So this afternoon’s big news is that Mitt Romney finally released his 2011 taxes. He paid $1.9 million on $13.7 million in income, for an effective tax rate of 14.1%.
But there’s more! His tax rate would have been about 9% or so, but he decided not to deduct all of his charitable contributions in order to get his tax rate up to 14%. Why? Here’s the official statement:
“The Romneys  limited their deduction of charitable contributions to conform to the governor’s statement in August, based upon the January estimate of income, that he paid at least 13 percent in income taxes in each of the last 10 years,” said R. Bradford Malt, Mr. Romney’s trustee.
Huh. So he did this specifically in order to fulfill his promise from August? Apparently so:
Campaign spokeswoman Michele Davis said in a statement that Romney “has been clear that no American need pay more than he or she owes under the law. At the same time, he was in the unique position of having made a commitment to the public that his tax rate would be above 13 percent. In order to be consistent with that statement, the Romneys limited their deduction of charitable contributions.”
This is….weird. Not that Romney would do this solely in order to avoid a single-digit tax rate that might be a political liability, but that he’d actually admit that he did it solely to avoid a single-digit tax rate that might be a political liability. Very odd. But I guess he felt like had no choice. There was no subtle way of increasing his tax bill that might go unnoticed, so that left only the charitable deduction dodge, something that reporters would obviously discover within minutes of paging through his return. He could hardly claim that he had done this out of the goodness of his heart, so he had to fess up that it was a purely cynical maneuver to avoid a politically dicey 9% tax rate.
But how much good will that do him? Won’t that 9% rate (or whatever it turns out to be) still get plenty of attention? I’ll bet it will.
Poor Mitt. He’s between a rock and a hard place. He either reveals that he paid only 9% in taxes, or else he publicly acknowledges that he fiddled with his returns to avoid looking like the tax-avoiding plutocrat he is. What a choice.
Nick Baumann and Adam Serwer have more on Romney’s tax returns here.

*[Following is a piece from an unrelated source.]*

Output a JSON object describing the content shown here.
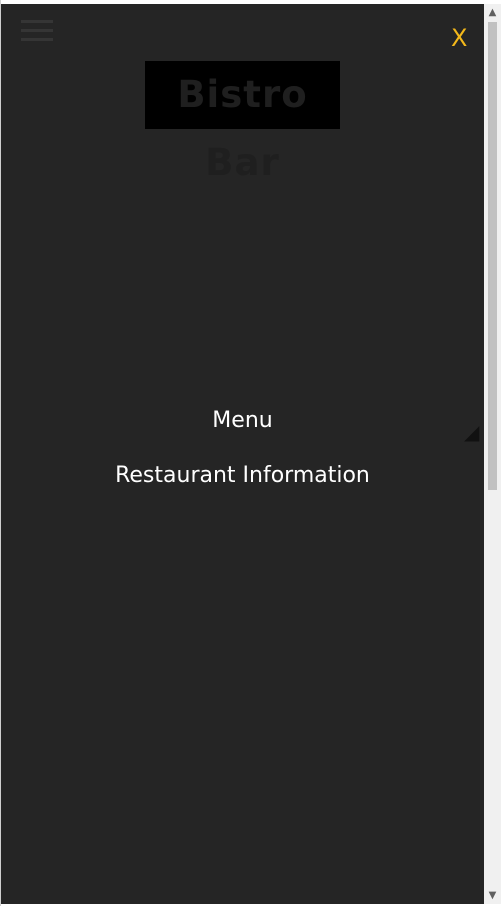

UPDATE: I’m actually seeing conflicting estimates about what Romney’s tax rate would have been if he’d taken his full charitable deduction. Maybe 9%, maybe 11%, maybe 12%. It’s a tricky bit of arithmetic because Romney’s taxes are so low that the AMT kicks in, and there’s no telling exactly how that affects his total tax liability. I’ll update this post if I see an authoritative estimate.